Page the 119th at last gives us some answer to this question of whether Simpson really knew Jargon, and whether any individuals so far north spoke it as well. He quotes a Kwakwaka’wakw chief’s speech with what seems veracity, as these words are easy to translate back into Chinuk Wawa:
Our friend, who was by this time in his canoe, opened against Captain
McNeill with the following harangue in Chinook : -— ” The white men
are very pitiful, since they have stolen my axe. My axe must have
been very good indeed, otherwise the ship would not have stolen it. If
an Indian steals anything, he is ashamed and hides his face ; but the
great ship-chief Ma-ta-hell steals my axe and is not ashamed, but stands
there scolding and laughing at me, whom he has robbed. It is good to
be a white chief, because he can steal and at the same time show his
face. If he was not strong with a large ship and long guns, he would
not be so brave. I am weak now, but I may be strong by and by, and
then perhaps I will take payment for my axe. But it is very good to
be a white chief in a large ship with big guns ; he can steal from a poor
Indian who is here alone in his canoe, with his wife and child, and no
big guns to protect him.”
A Kwakwaka’wakw sub-chief “is appropriately distinguished as Killum” (page 138) — a pidgin English word?
A Cree view of literacy, page 140:
Though not one of his countrymen
would understand a word of what was written, yet the most skeptical
among them would not dare to question the truth of a story which had
a document in its favor. A savage stands nearly as much in awe of
paper, pen and ink as of steam itself; and, if he once puts his cross to
any writing, he has rarely been known to violate the engagement which
such writing is supposed to embody or to sanction. To him the very
look of black and white is a powerful “medicine.”
Were the early Catholic missionaries seen by Native people as berdaches (two-spirits)? Page 141:
Next day we reached the Cowlitz Farm, where, on the following
morning, the Rev. Mr. Demers of the Roman Catholic Church, break-
fasted with us. He had just returned from visiting the country, situ-
ated between Nisqually and Eraser’s River. At Fort Langley he had
seen upwards of three thousand inhabitants of Vancouver’s Island,
who had been fishing during the summer in the stream just mentioned.
Everywhere the natives received him with the greatest respect. They
had, however, been very much puzzled with regard to the sex of their
visitor. From his dress they took him for a woman, but from his
beard for a man ; but, feeling that such inconsistencies could not both
be true, they pursued a middle course by referring him to a distinct

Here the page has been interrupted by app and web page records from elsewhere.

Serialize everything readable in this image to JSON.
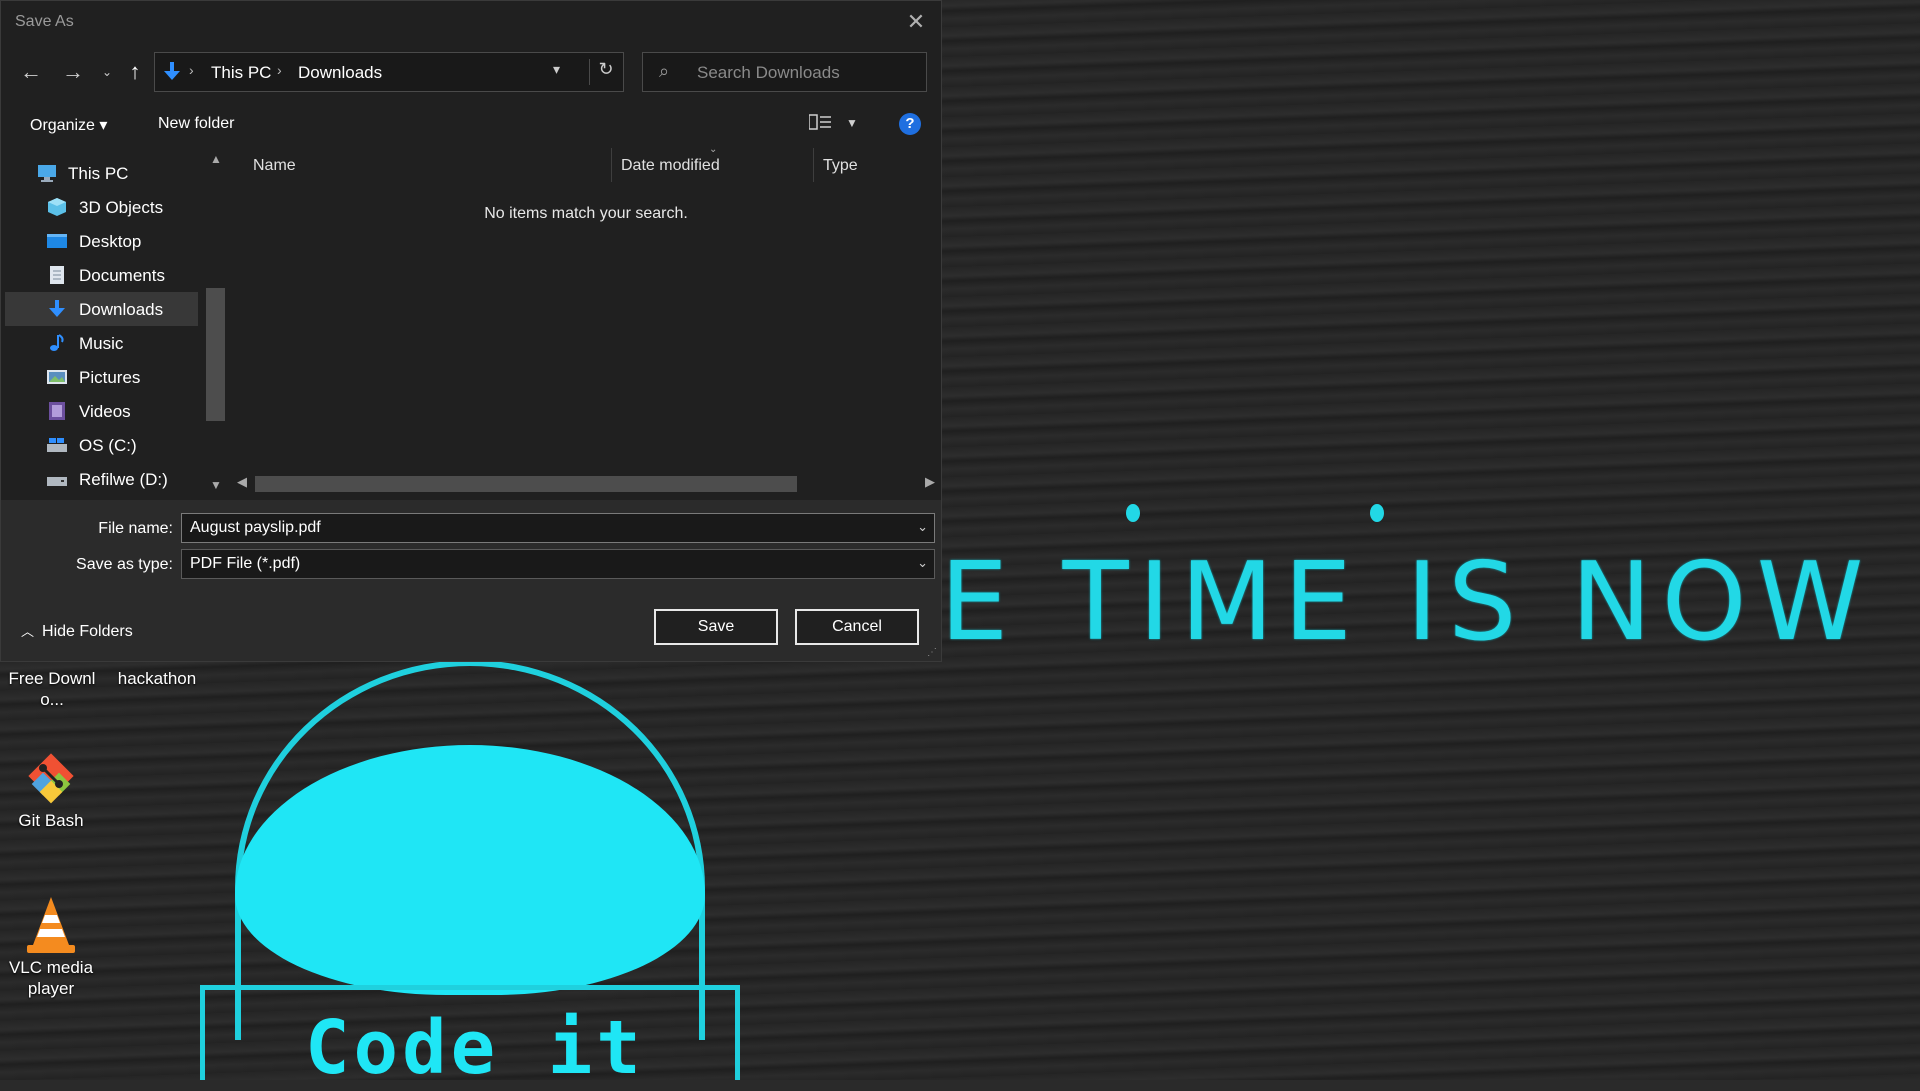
{
  "dialog": {
    "title": "Save As",
    "close_glyph": "✕",
    "address": {
      "root_segment": "This PC",
      "current_segment": "Downloads",
      "separator": "›"
    },
    "search_placeholder": "Search Downloads",
    "toolbar": {
      "organize_label": "Organize ▾",
      "new_folder_label": "New folder",
      "help_glyph": "?"
    },
    "nav_items": [
      {
        "label": "This PC",
        "icon": "this-pc-icon"
      },
      {
        "label": "3D Objects",
        "icon": "3d-objects-icon"
      },
      {
        "label": "Desktop",
        "icon": "desktop-folder-icon"
      },
      {
        "label": "Documents",
        "icon": "documents-icon"
      },
      {
        "label": "Downloads",
        "icon": "downloads-icon"
      },
      {
        "label": "Music",
        "icon": "music-icon"
      },
      {
        "label": "Pictures",
        "icon": "pictures-icon"
      },
      {
        "label": "Videos",
        "icon": "videos-icon"
      },
      {
        "label": "OS (C:)",
        "icon": "os-drive-icon"
      },
      {
        "label": "Refilwe (D:)",
        "icon": "drive-icon"
      }
    ],
    "selected_nav": "Downloads",
    "columns": [
      "Name",
      "Date modified",
      "Type"
    ],
    "empty_message": "No items match your search.",
    "file_name_label": "File name:",
    "file_name_value": "August payslip.pdf",
    "save_type_label": "Save as type:",
    "save_type_value": "PDF File (*.pdf)",
    "hide_folders_label": "Hide Folders",
    "save_label": "Save",
    "cancel_label": "Cancel"
  },
  "desktop": {
    "wallpaper_text": "E TIME IS NOW",
    "wallpaper_logo_text": "Code it",
    "icons": [
      {
        "label": "Free Downlo...",
        "icon": "free-download-icon"
      },
      {
        "label": "hackathon",
        "icon": "folder-icon"
      },
      {
        "label": "Git Bash",
        "icon": "git-bash-icon"
      },
      {
        "label": "VLC media player",
        "icon": "vlc-icon"
      }
    ]
  },
  "colors": {
    "dialog_bg": "#202020",
    "accent_cyan": "#1fe6f5",
    "help_blue": "#1f6fe0"
  }
}
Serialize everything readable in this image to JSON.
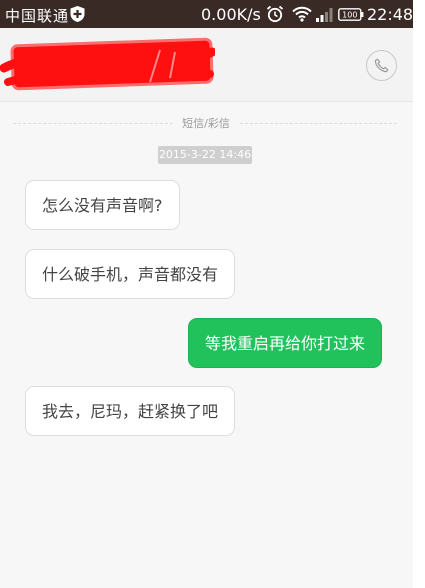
{
  "status_bar": {
    "carrier": "中国联通",
    "net_speed": "0.00K/s",
    "battery": "100",
    "time": "22:48",
    "bg_color": "#3a2a25"
  },
  "header": {
    "contact_name": "",
    "call_icon": "phone-icon"
  },
  "thread": {
    "divider_label": "短信/彩信",
    "timestamp": "2015-3-22 14:46",
    "messages": [
      {
        "direction": "incoming",
        "text": "怎么没有声音啊?"
      },
      {
        "direction": "incoming",
        "text": "什么破手机，声音都没有"
      },
      {
        "direction": "outgoing",
        "text": "等我重启再给你打过来"
      },
      {
        "direction": "incoming",
        "text": "我去，尼玛，赶紧换了吧"
      }
    ]
  },
  "colors": {
    "outgoing_bubble": "#21c25c",
    "incoming_bubble": "#ffffff",
    "redaction": "#ff1010"
  }
}
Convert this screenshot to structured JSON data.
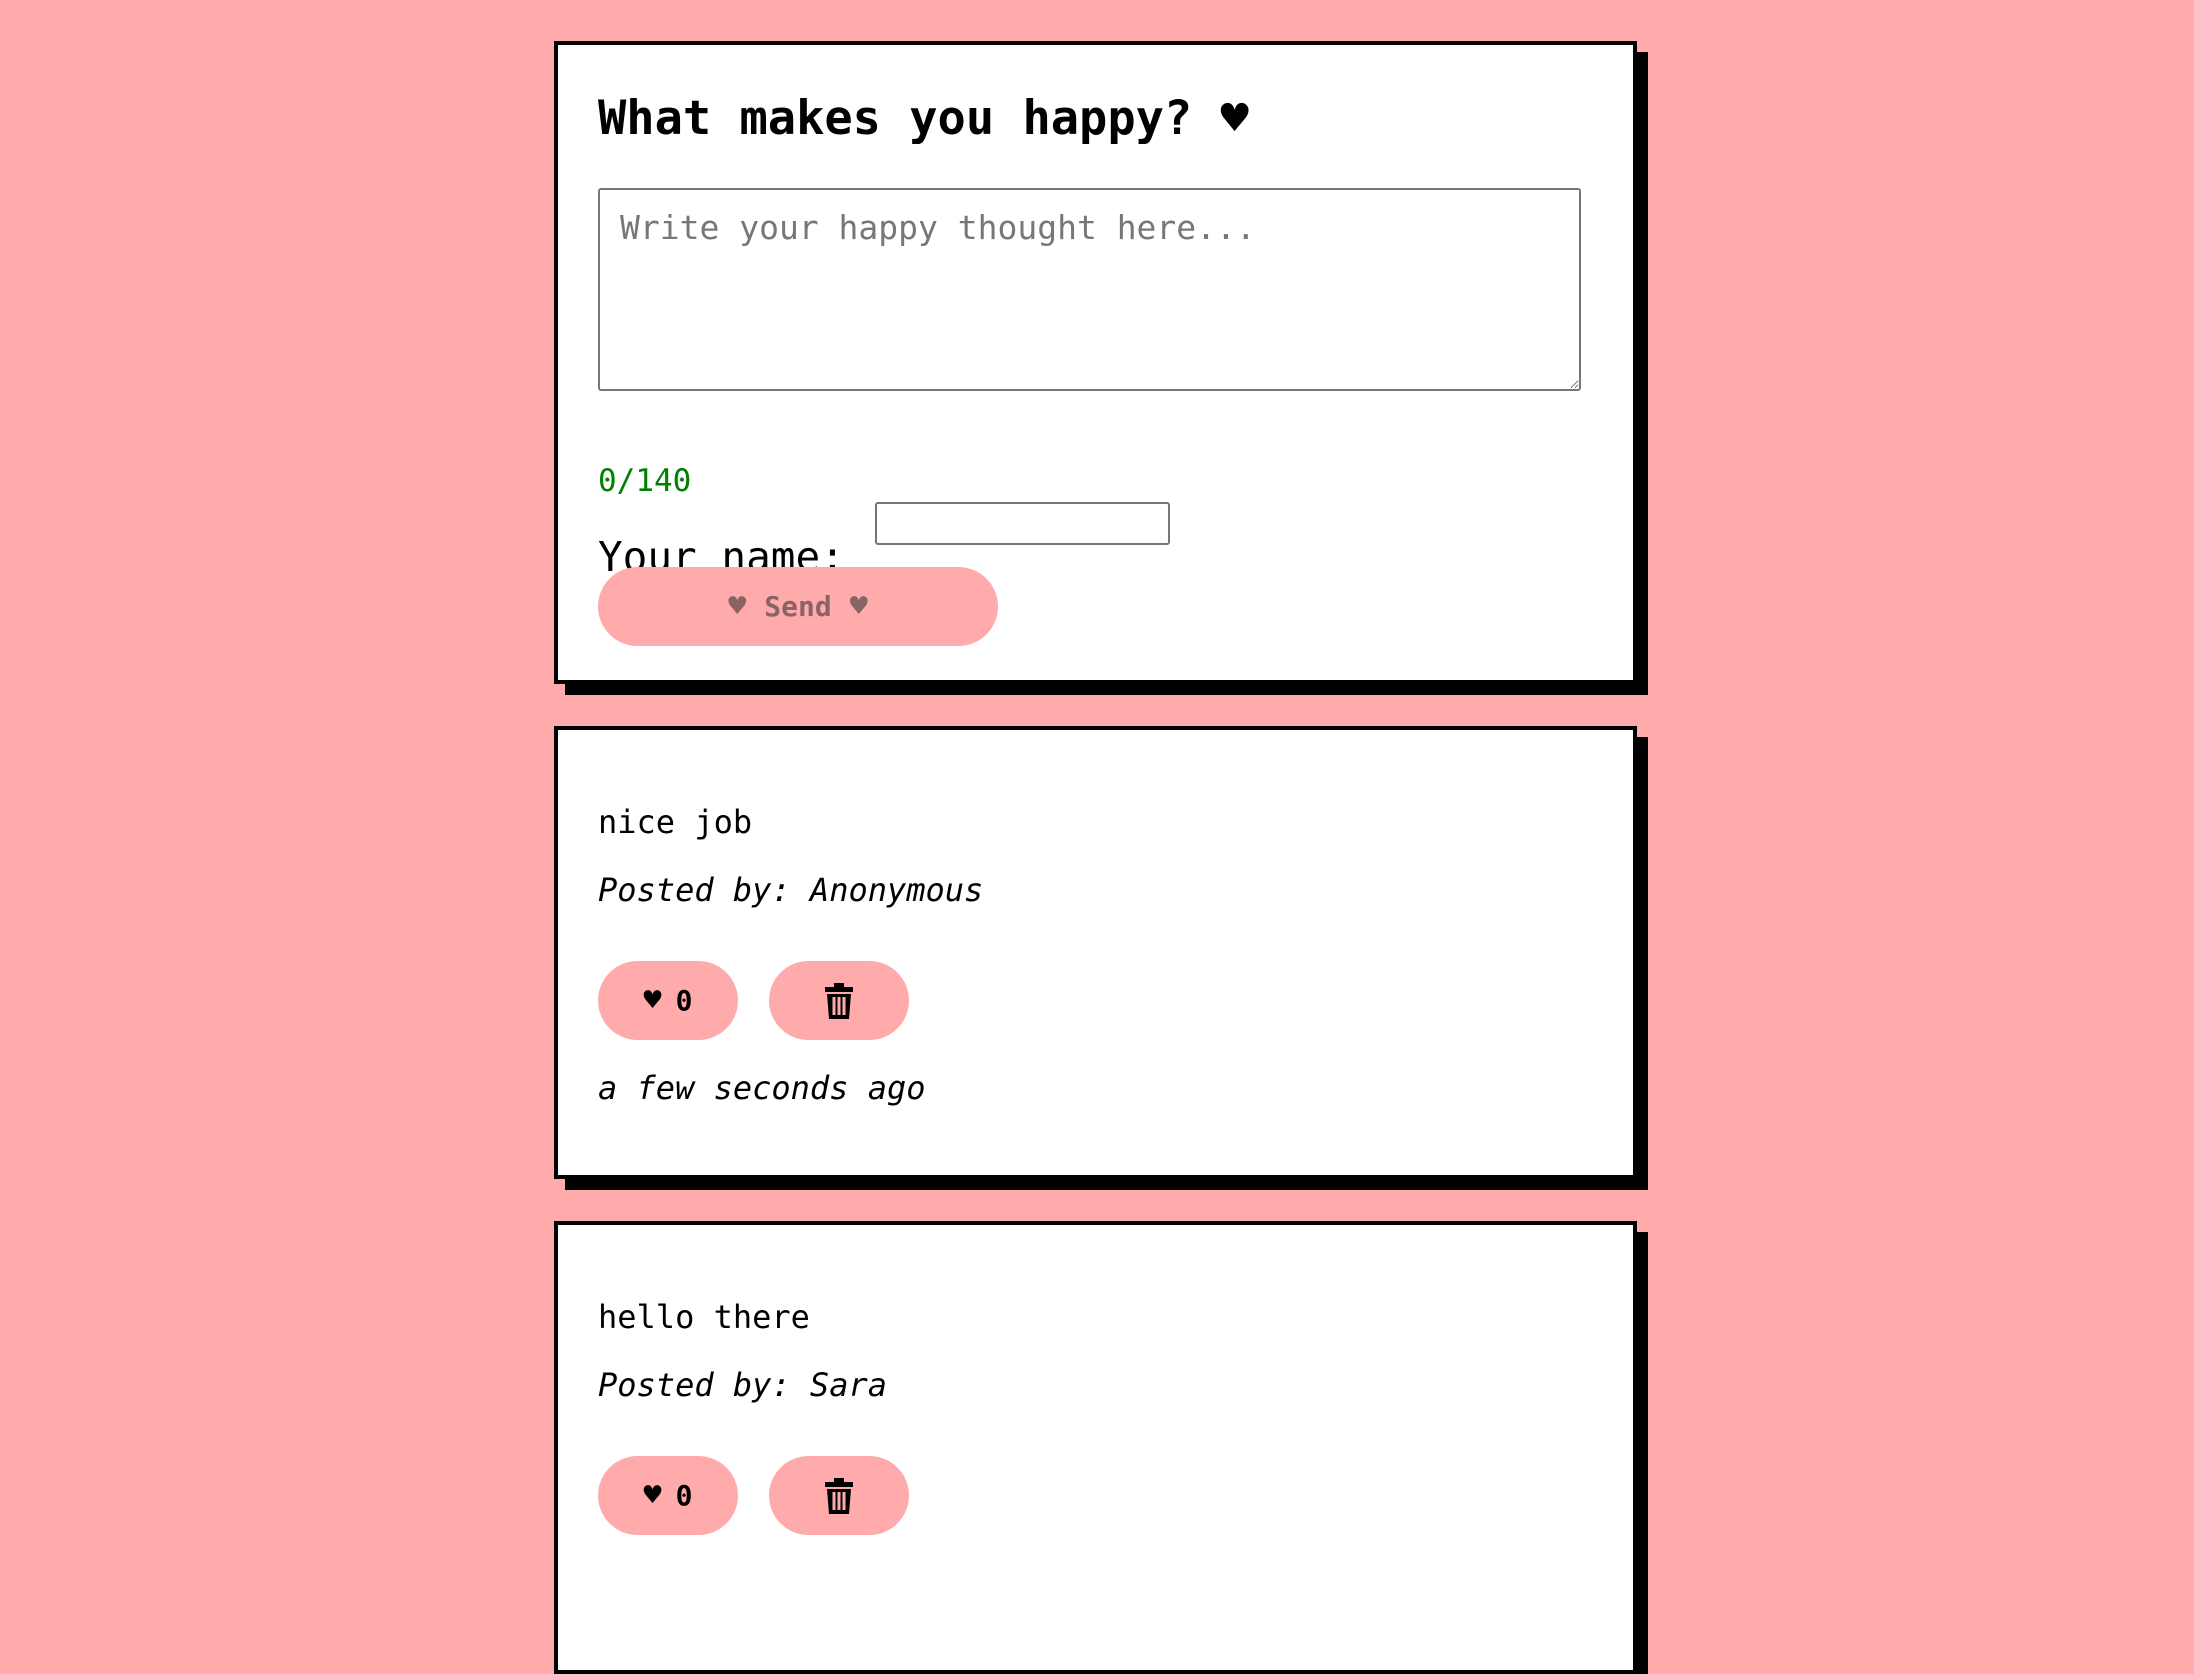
{
  "form": {
    "title": "What makes you happy? ♥",
    "thought_placeholder": "Write your happy thought here...",
    "thought_value": "",
    "char_count": "0/140",
    "name_label": "Your name:",
    "name_value": "",
    "send_label": "Send",
    "send_heart": "♥"
  },
  "posts": [
    {
      "message": "nice job",
      "author": "Posted by: Anonymous",
      "likes": "0",
      "time": "a few seconds ago"
    },
    {
      "message": "hello there",
      "author": "Posted by: Sara",
      "likes": "0",
      "time": ""
    }
  ],
  "icons": {
    "like": "heart-icon",
    "delete": "trash-icon"
  },
  "colors": {
    "background": "#ffabab",
    "button": "#ffabab",
    "counter": "#008000",
    "card": "#ffffff",
    "border": "#000000"
  }
}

Simpson on page 144 gives good firsthand information on the mixed-race French Prairie settlement that’s so important in the history of creolized Chinuk Wawa.
The remaining 300 or so pages of the book concern Simpson’s travels elsewhere, but what we’ve gleaned above shows it’s well worth a read.